* Requirement
Output the whole listing exactly, except for the pictures in it.

* Records to process
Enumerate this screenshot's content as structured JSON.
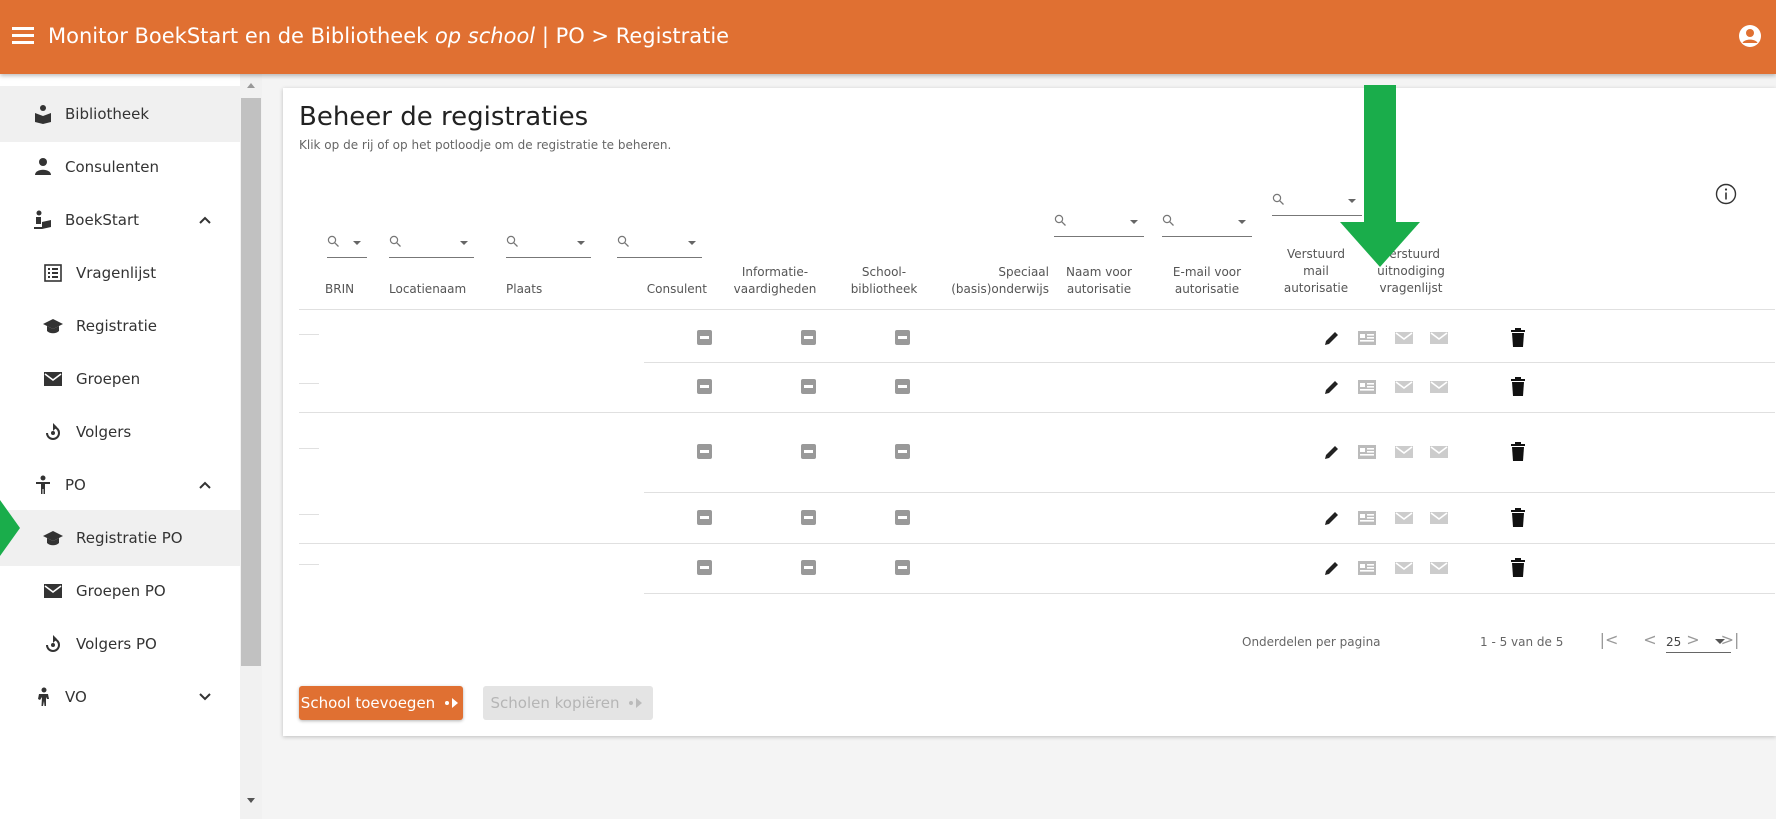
{
  "topbar": {
    "title_prefix": "Monitor BoekStart en de Bibliotheek ",
    "title_italic": "op school",
    "title_suffix": " | PO > Registratie"
  },
  "sidebar": {
    "items": [
      {
        "label": "Bibliotheek",
        "icon": "reading-person-icon"
      },
      {
        "label": "Consulenten",
        "icon": "person-icon"
      },
      {
        "label": "BoekStart",
        "icon": "baby-reading-icon"
      },
      {
        "label": "Vragenlijst",
        "icon": "list-icon"
      },
      {
        "label": "Registratie",
        "icon": "graduation-cap-icon"
      },
      {
        "label": "Groepen",
        "icon": "envelope-icon"
      },
      {
        "label": "Volgers",
        "icon": "follow-icon"
      },
      {
        "label": "PO",
        "icon": "child-icon"
      },
      {
        "label": "Registratie PO",
        "icon": "graduation-cap-icon"
      },
      {
        "label": "Groepen PO",
        "icon": "envelope-icon"
      },
      {
        "label": "Volgers PO",
        "icon": "follow-icon"
      },
      {
        "label": "VO",
        "icon": "teen-icon"
      }
    ]
  },
  "main": {
    "title": "Beheer de registraties",
    "subtitle": "Klik op de rij of op het potloodje om de registratie te beheren.",
    "columns": {
      "brin": "BRIN",
      "locatienaam": "Locatienaam",
      "plaats": "Plaats",
      "consulent": "Consulent",
      "informatie": "Informatie-\nvaardigheden",
      "school": "School-\nbibliotheek",
      "speciaal": "Speciaal\n(basis)onderwijs",
      "naam": "Naam voor\nautorisatie",
      "email": "E-mail voor\nautorisatie",
      "verstuurd_mail": "Verstuurd\nmail\nautorisatie",
      "verstuurd_uitnodiging": "Verstuurd\nuitnodiging\nvragenlijst"
    },
    "row_count": 5,
    "pager": {
      "items_per_page_label": "Onderdelen per pagina",
      "items_per_page": "25",
      "range": "1 - 5 van de 5"
    },
    "buttons": {
      "add_school": "School toevoegen",
      "copy_schools": "Scholen kopiëren"
    }
  },
  "colors": {
    "brand": "#e07032",
    "arrow": "#1aad4b"
  }
}
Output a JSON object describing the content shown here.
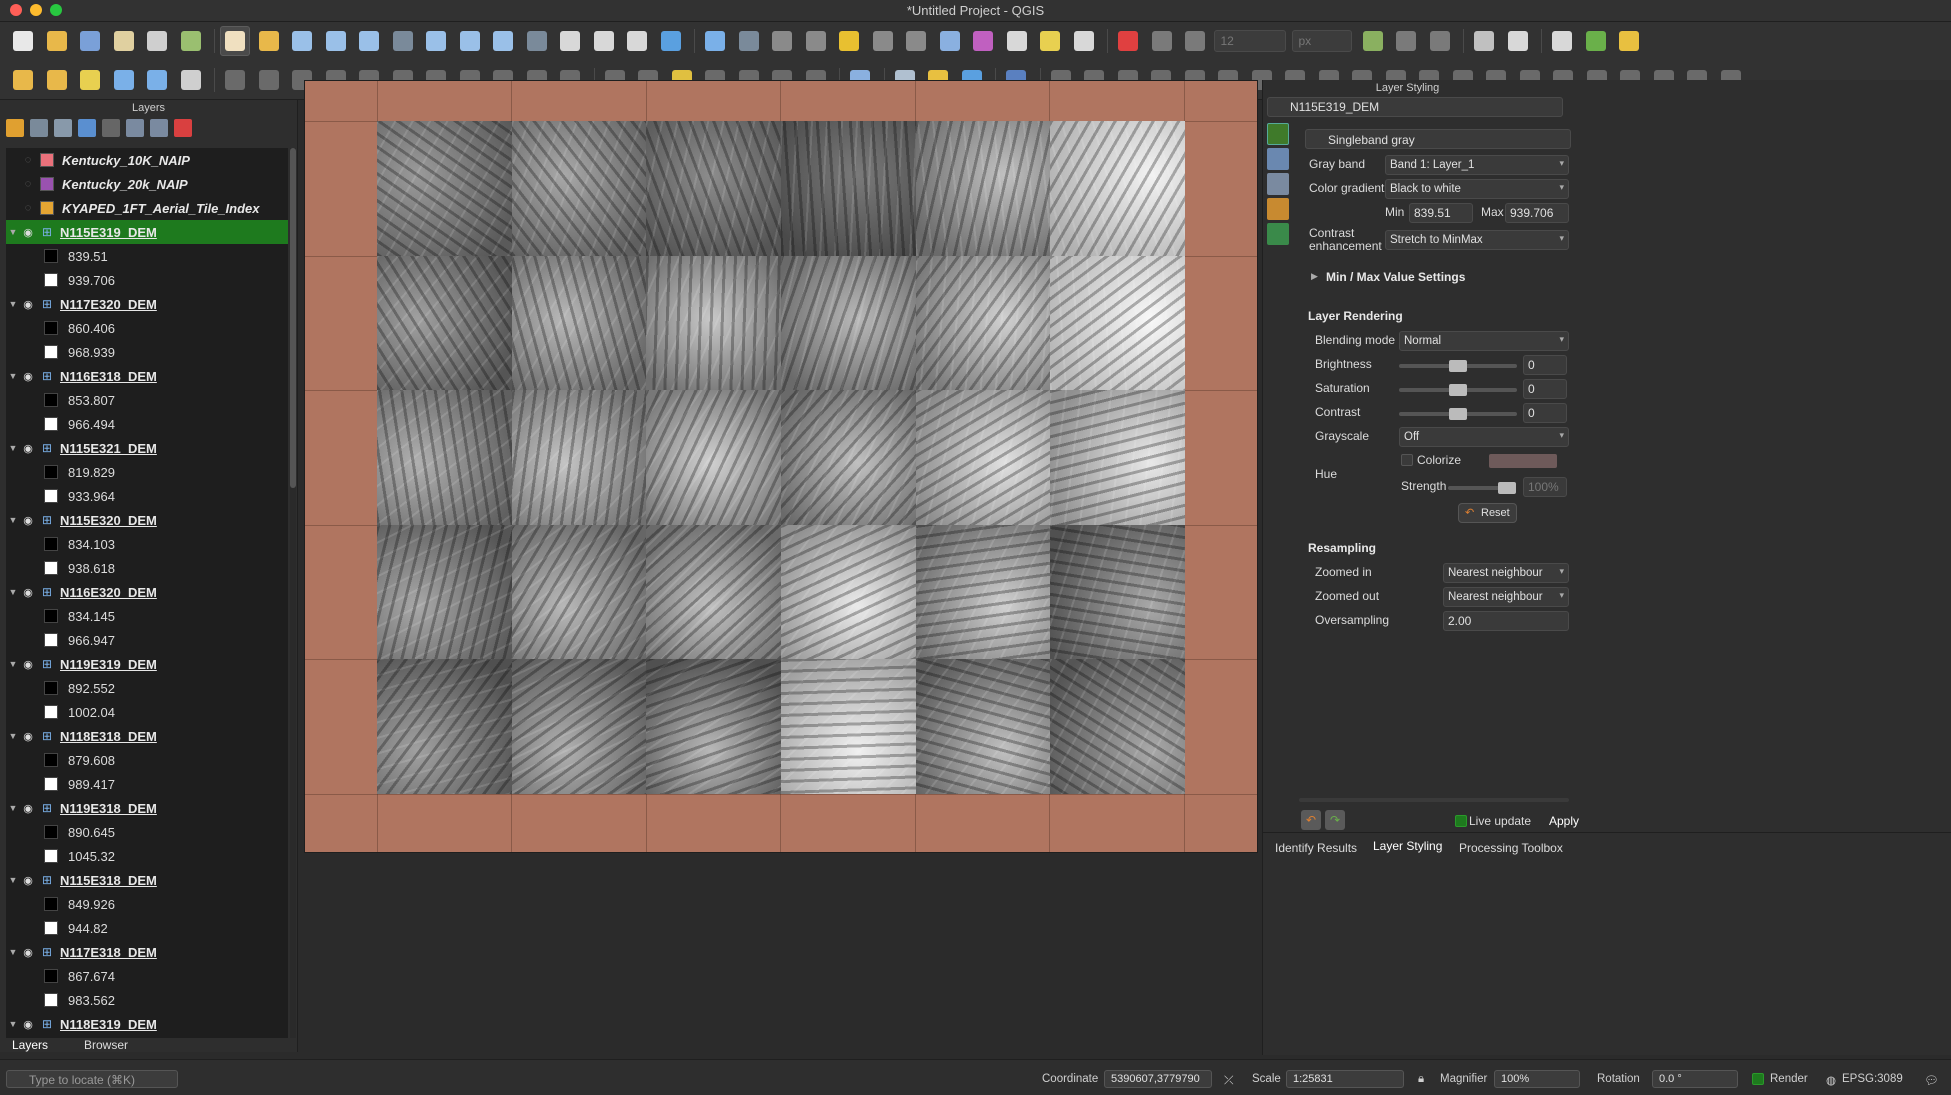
{
  "window": {
    "title": "*Untitled Project - QGIS"
  },
  "toolbar": {
    "field_size": "12",
    "field_unit": "px"
  },
  "layers_panel": {
    "title": "Layers",
    "vector_layers": [
      {
        "name": "Kentucky_10K_NAIP",
        "color": "#e9717b"
      },
      {
        "name": "Kentucky_20k_NAIP",
        "color": "#9a52b0"
      },
      {
        "name": "KYAPED_1FT_Aerial_Tile_Index",
        "color": "#e4a533"
      }
    ],
    "raster_layers": [
      {
        "name": "N115E319_DEM",
        "min": "839.51",
        "max": "939.706",
        "selected": true
      },
      {
        "name": "N117E320_DEM",
        "min": "860.406",
        "max": "968.939"
      },
      {
        "name": "N116E318_DEM",
        "min": "853.807",
        "max": "966.494"
      },
      {
        "name": "N115E321_DEM",
        "min": "819.829",
        "max": "933.964"
      },
      {
        "name": "N115E320_DEM",
        "min": "834.103",
        "max": "938.618"
      },
      {
        "name": "N116E320_DEM",
        "min": "834.145",
        "max": "966.947"
      },
      {
        "name": "N119E319_DEM",
        "min": "892.552",
        "max": "1002.04"
      },
      {
        "name": "N118E318_DEM",
        "min": "879.608",
        "max": "989.417"
      },
      {
        "name": "N119E318_DEM",
        "min": "890.645",
        "max": "1045.32"
      },
      {
        "name": "N115E318_DEM",
        "min": "849.926",
        "max": "944.82"
      },
      {
        "name": "N117E318_DEM",
        "min": "867.674",
        "max": "983.562"
      },
      {
        "name": "N118E319_DEM",
        "min": "",
        "max": ""
      }
    ],
    "tabs": [
      "Layers",
      "Browser"
    ]
  },
  "styling": {
    "title": "Layer Styling",
    "layer": "N115E319_DEM",
    "renderer": "Singleband gray",
    "gray_band_label": "Gray band",
    "gray_band": "Band 1: Layer_1",
    "color_gradient_label": "Color gradient",
    "color_gradient": "Black to white",
    "min_label": "Min",
    "min": "839.51",
    "max_label": "Max",
    "max": "939.706",
    "contrast_label_1": "Contrast",
    "contrast_label_2": "enhancement",
    "contrast": "Stretch to MinMax",
    "minmax_section": "Min / Max Value Settings",
    "rendering_section": "Layer Rendering",
    "blending_label": "Blending mode",
    "blending": "Normal",
    "brightness_label": "Brightness",
    "brightness": "0",
    "saturation_label": "Saturation",
    "saturation": "0",
    "contrast2_label": "Contrast",
    "contrast2": "0",
    "grayscale_label": "Grayscale",
    "grayscale": "Off",
    "hue_label": "Hue",
    "colorize_label": "Colorize",
    "strength_label": "Strength",
    "strength": "100%",
    "reset_label": "Reset",
    "resampling_section": "Resampling",
    "zoomed_in_label": "Zoomed in",
    "zoomed_in": "Nearest neighbour",
    "zoomed_out_label": "Zoomed out",
    "zoomed_out": "Nearest neighbour",
    "oversampling_label": "Oversampling",
    "oversampling": "2.00",
    "live_update": "Live update",
    "apply": "Apply",
    "bottom_tabs": [
      "Identify Results",
      "Layer Styling",
      "Processing Toolbox"
    ]
  },
  "statusbar": {
    "locator_placeholder": "Type to locate (⌘K)",
    "coordinate_label": "Coordinate",
    "coordinate": "5390607,3779790",
    "scale_label": "Scale",
    "scale": "1:25831",
    "magnifier_label": "Magnifier",
    "magnifier": "100%",
    "rotation_label": "Rotation",
    "rotation": "0.0 °",
    "render_label": "Render",
    "crs": "EPSG:3089"
  },
  "colors": {
    "map_background": "#b07560",
    "selection": "#1e7a1e"
  }
}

* The answer
Enumerate this screenshot's content as structured JSON.
{
  "topbar": {
    "title_prefix": "Monitor BoekStart en de Bibliotheek ",
    "title_italic": "op school",
    "title_suffix": " | PO > Registratie"
  },
  "sidebar": {
    "items": [
      {
        "label": "Bibliotheek",
        "icon": "reading-person-icon"
      },
      {
        "label": "Consulenten",
        "icon": "person-icon"
      },
      {
        "label": "BoekStart",
        "icon": "baby-reading-icon"
      },
      {
        "label": "Vragenlijst",
        "icon": "list-icon"
      },
      {
        "label": "Registratie",
        "icon": "graduation-cap-icon"
      },
      {
        "label": "Groepen",
        "icon": "envelope-icon"
      },
      {
        "label": "Volgers",
        "icon": "follow-icon"
      },
      {
        "label": "PO",
        "icon": "child-icon"
      },
      {
        "label": "Registratie PO",
        "icon": "graduation-cap-icon"
      },
      {
        "label": "Groepen PO",
        "icon": "envelope-icon"
      },
      {
        "label": "Volgers PO",
        "icon": "follow-icon"
      },
      {
        "label": "VO",
        "icon": "teen-icon"
      }
    ]
  },
  "main": {
    "title": "Beheer de registraties",
    "subtitle": "Klik op de rij of op het potloodje om de registratie te beheren.",
    "columns": {
      "brin": "BRIN",
      "locatienaam": "Locatienaam",
      "plaats": "Plaats",
      "consulent": "Consulent",
      "informatie": "Informatie-\nvaardigheden",
      "school": "School-\nbibliotheek",
      "speciaal": "Speciaal\n(basis)onderwijs",
      "naam": "Naam voor\nautorisatie",
      "email": "E-mail voor\nautorisatie",
      "verstuurd_mail": "Verstuurd\nmail\nautorisatie",
      "verstuurd_uitnodiging": "Verstuurd\nuitnodiging\nvragenlijst"
    },
    "row_count": 5,
    "pager": {
      "items_per_page_label": "Onderdelen per pagina",
      "items_per_page": "25",
      "range": "1 - 5 van de 5"
    },
    "buttons": {
      "add_school": "School toevoegen",
      "copy_schools": "Scholen kopiëren"
    }
  },
  "colors": {
    "brand": "#e07032",
    "arrow": "#1aad4b"
  }
}
Output a JSON object describing the content shown here.
{
  "window": {
    "title": "*Untitled Project - QGIS"
  },
  "toolbar": {
    "field_size": "12",
    "field_unit": "px"
  },
  "layers_panel": {
    "title": "Layers",
    "vector_layers": [
      {
        "name": "Kentucky_10K_NAIP",
        "color": "#e9717b"
      },
      {
        "name": "Kentucky_20k_NAIP",
        "color": "#9a52b0"
      },
      {
        "name": "KYAPED_1FT_Aerial_Tile_Index",
        "color": "#e4a533"
      }
    ],
    "raster_layers": [
      {
        "name": "N115E319_DEM",
        "min": "839.51",
        "max": "939.706",
        "selected": true
      },
      {
        "name": "N117E320_DEM",
        "min": "860.406",
        "max": "968.939"
      },
      {
        "name": "N116E318_DEM",
        "min": "853.807",
        "max": "966.494"
      },
      {
        "name": "N115E321_DEM",
        "min": "819.829",
        "max": "933.964"
      },
      {
        "name": "N115E320_DEM",
        "min": "834.103",
        "max": "938.618"
      },
      {
        "name": "N116E320_DEM",
        "min": "834.145",
        "max": "966.947"
      },
      {
        "name": "N119E319_DEM",
        "min": "892.552",
        "max": "1002.04"
      },
      {
        "name": "N118E318_DEM",
        "min": "879.608",
        "max": "989.417"
      },
      {
        "name": "N119E318_DEM",
        "min": "890.645",
        "max": "1045.32"
      },
      {
        "name": "N115E318_DEM",
        "min": "849.926",
        "max": "944.82"
      },
      {
        "name": "N117E318_DEM",
        "min": "867.674",
        "max": "983.562"
      },
      {
        "name": "N118E319_DEM",
        "min": "",
        "max": ""
      }
    ],
    "tabs": [
      "Layers",
      "Browser"
    ]
  },
  "styling": {
    "title": "Layer Styling",
    "layer": "N115E319_DEM",
    "renderer": "Singleband gray",
    "gray_band_label": "Gray band",
    "gray_band": "Band 1: Layer_1",
    "color_gradient_label": "Color gradient",
    "color_gradient": "Black to white",
    "min_label": "Min",
    "min": "839.51",
    "max_label": "Max",
    "max": "939.706",
    "contrast_label_1": "Contrast",
    "contrast_label_2": "enhancement",
    "contrast": "Stretch to MinMax",
    "minmax_section": "Min / Max Value Settings",
    "rendering_section": "Layer Rendering",
    "blending_label": "Blending mode",
    "blending": "Normal",
    "brightness_label": "Brightness",
    "brightness": "0",
    "saturation_label": "Saturation",
    "saturation": "0",
    "contrast2_label": "Contrast",
    "contrast2": "0",
    "grayscale_label": "Grayscale",
    "grayscale": "Off",
    "hue_label": "Hue",
    "colorize_label": "Colorize",
    "strength_label": "Strength",
    "strength": "100%",
    "reset_label": "Reset",
    "resampling_section": "Resampling",
    "zoomed_in_label": "Zoomed in",
    "zoomed_in": "Nearest neighbour",
    "zoomed_out_label": "Zoomed out",
    "zoomed_out": "Nearest neighbour",
    "oversampling_label": "Oversampling",
    "oversampling": "2.00",
    "live_update": "Live update",
    "apply": "Apply",
    "bottom_tabs": [
      "Identify Results",
      "Layer Styling",
      "Processing Toolbox"
    ]
  },
  "statusbar": {
    "locator_placeholder": "Type to locate (⌘K)",
    "coordinate_label": "Coordinate",
    "coordinate": "5390607,3779790",
    "scale_label": "Scale",
    "scale": "1:25831",
    "magnifier_label": "Magnifier",
    "magnifier": "100%",
    "rotation_label": "Rotation",
    "rotation": "0.0 °",
    "render_label": "Render",
    "crs": "EPSG:3089"
  },
  "colors": {
    "map_background": "#b07560",
    "selection": "#1e7a1e"
  }
}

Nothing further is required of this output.